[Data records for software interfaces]
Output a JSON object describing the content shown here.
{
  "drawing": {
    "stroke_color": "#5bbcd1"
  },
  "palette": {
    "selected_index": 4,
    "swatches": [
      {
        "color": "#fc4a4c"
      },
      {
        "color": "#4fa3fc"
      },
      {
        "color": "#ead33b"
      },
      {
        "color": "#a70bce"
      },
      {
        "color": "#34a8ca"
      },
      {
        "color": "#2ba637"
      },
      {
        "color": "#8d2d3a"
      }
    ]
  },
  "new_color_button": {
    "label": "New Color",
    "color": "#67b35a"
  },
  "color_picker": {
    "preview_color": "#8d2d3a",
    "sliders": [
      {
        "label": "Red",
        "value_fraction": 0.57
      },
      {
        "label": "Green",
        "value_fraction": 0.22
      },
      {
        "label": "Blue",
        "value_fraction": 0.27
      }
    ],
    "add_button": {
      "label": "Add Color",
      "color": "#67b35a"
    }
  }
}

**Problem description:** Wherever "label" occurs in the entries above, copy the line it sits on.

**Response:**
    "label": "New Color",
        "label": "Red",
        "label": "Green",
        "label": "Blue",
      "label": "Add Color",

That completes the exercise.